Federal authorities unveiled the case against Masud two years ago, charging him with destruction of an aircraft resulting in death and destruction of a vehicle of interstate commerce with an explosive.
At the time the charges were announced, then-Attorney General William Barr, who helped lead the initial investigation during his first stint as attorney general, said a “breakthrough” in the case came in 2016, when federal investigators learned that Masud, a long-suspected co-conspirator, had been arrested and interrogated by Libyan authorities in 2012 after the collapse of the Moammar Gadhafi regime.

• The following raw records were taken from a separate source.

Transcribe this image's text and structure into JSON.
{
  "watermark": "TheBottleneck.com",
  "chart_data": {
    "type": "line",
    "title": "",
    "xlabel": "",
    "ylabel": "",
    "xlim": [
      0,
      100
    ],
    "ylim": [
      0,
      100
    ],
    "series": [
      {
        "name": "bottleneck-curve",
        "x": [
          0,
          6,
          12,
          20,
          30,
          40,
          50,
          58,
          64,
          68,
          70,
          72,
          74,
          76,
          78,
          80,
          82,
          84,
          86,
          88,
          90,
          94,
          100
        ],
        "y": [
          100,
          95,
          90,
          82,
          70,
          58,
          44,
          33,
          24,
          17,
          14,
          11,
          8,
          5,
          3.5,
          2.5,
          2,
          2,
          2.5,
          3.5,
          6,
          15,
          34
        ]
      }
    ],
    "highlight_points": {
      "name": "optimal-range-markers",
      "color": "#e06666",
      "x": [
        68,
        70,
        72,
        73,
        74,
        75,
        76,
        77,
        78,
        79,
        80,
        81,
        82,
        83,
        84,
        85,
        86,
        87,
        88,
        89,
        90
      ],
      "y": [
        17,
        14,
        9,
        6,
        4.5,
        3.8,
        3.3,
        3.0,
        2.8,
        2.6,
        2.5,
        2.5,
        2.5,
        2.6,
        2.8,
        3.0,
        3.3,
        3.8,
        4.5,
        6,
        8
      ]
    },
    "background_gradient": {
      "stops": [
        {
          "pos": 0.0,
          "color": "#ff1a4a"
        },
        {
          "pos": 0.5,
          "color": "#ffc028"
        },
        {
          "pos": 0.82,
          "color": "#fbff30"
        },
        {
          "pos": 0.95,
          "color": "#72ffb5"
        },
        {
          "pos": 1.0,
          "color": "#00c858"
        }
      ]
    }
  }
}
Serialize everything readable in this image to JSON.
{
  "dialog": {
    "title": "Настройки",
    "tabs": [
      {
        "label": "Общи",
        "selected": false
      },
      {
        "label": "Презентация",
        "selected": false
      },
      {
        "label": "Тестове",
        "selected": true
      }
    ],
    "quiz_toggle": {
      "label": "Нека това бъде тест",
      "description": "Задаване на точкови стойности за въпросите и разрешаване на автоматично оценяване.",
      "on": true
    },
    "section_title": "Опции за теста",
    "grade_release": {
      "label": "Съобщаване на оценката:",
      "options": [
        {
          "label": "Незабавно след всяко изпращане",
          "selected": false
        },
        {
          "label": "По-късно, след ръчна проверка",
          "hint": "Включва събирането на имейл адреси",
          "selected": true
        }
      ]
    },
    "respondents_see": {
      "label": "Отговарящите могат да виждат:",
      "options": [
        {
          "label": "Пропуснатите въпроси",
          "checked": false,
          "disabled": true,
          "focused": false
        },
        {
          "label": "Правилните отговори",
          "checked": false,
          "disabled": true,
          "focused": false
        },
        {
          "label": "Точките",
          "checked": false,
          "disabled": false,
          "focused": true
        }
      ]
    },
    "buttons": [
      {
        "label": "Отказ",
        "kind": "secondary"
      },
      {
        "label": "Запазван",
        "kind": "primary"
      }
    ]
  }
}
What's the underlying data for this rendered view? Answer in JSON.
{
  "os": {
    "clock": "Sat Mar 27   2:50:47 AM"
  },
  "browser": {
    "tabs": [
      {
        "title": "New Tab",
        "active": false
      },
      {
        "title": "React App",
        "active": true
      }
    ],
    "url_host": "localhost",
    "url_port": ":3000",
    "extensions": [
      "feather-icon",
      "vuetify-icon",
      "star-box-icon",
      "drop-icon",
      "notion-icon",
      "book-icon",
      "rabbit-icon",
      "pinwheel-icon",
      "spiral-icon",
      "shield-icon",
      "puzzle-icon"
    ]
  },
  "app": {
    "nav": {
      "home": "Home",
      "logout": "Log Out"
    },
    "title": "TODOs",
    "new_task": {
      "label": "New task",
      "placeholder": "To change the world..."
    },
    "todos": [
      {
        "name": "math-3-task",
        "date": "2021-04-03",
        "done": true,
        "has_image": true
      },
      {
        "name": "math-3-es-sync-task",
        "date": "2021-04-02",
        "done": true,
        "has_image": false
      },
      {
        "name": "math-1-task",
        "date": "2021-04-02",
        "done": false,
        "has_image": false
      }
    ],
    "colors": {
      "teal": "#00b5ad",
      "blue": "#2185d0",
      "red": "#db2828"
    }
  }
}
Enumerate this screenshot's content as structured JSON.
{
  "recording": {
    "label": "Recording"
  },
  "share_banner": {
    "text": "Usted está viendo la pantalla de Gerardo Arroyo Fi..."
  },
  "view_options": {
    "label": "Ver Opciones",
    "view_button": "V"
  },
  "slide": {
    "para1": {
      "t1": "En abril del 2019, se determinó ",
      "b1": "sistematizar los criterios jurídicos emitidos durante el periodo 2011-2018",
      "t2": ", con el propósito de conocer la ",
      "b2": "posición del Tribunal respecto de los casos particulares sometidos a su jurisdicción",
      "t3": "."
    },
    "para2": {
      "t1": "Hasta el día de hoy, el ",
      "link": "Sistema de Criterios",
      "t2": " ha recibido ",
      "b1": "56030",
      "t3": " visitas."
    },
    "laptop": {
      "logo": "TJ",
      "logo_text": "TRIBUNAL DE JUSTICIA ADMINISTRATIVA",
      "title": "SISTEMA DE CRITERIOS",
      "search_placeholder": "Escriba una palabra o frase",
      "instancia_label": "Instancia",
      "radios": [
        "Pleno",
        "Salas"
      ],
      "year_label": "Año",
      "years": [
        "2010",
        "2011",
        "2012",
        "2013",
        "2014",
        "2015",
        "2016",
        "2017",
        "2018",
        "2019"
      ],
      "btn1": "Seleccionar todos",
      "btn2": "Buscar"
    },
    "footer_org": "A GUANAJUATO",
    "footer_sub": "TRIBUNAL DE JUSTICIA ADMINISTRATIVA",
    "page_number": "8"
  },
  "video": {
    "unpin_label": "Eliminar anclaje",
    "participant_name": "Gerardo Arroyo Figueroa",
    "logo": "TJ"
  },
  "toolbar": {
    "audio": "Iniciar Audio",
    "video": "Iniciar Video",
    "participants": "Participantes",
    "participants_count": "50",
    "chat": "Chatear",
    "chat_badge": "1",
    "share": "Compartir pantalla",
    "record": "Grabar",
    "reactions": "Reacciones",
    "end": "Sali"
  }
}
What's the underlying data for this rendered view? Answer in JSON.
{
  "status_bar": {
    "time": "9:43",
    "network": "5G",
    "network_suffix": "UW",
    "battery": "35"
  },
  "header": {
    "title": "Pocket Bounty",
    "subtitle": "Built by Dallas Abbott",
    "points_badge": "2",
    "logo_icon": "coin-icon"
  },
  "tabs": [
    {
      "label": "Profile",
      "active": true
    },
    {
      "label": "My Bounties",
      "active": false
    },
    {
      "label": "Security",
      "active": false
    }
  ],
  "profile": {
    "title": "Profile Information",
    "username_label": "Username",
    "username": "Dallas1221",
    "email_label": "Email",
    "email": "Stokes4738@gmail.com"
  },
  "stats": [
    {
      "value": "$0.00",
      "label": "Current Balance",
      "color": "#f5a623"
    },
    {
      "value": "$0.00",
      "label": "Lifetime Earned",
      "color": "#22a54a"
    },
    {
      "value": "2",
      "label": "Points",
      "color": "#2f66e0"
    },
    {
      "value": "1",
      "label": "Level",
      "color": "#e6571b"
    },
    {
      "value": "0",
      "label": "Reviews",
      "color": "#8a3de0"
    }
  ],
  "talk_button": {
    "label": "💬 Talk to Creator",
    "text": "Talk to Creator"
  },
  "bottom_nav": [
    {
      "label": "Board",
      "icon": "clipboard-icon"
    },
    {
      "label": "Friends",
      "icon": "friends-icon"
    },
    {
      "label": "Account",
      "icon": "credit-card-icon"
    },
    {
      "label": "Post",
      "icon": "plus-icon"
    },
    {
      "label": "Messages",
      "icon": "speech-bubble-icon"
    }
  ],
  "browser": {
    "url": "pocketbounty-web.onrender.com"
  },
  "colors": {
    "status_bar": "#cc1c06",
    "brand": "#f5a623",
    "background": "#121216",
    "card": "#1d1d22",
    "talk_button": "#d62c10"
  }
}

A copy of the interview and other evidence was provided to U.S. authorities, allegedly linking Masud to the assembly of the explosive.
According to court documents, the operation had been ordered by Libyan intelligence officials, and Gadhafi thanked Masud for “the successful attack on the United States.”
U.S. officials also believe Masud was involved in the 1986 bombing of the LaBelle Discotheque in Berlin, which killed two American service members and a Turkish woman.
Story Credit: usatoday.com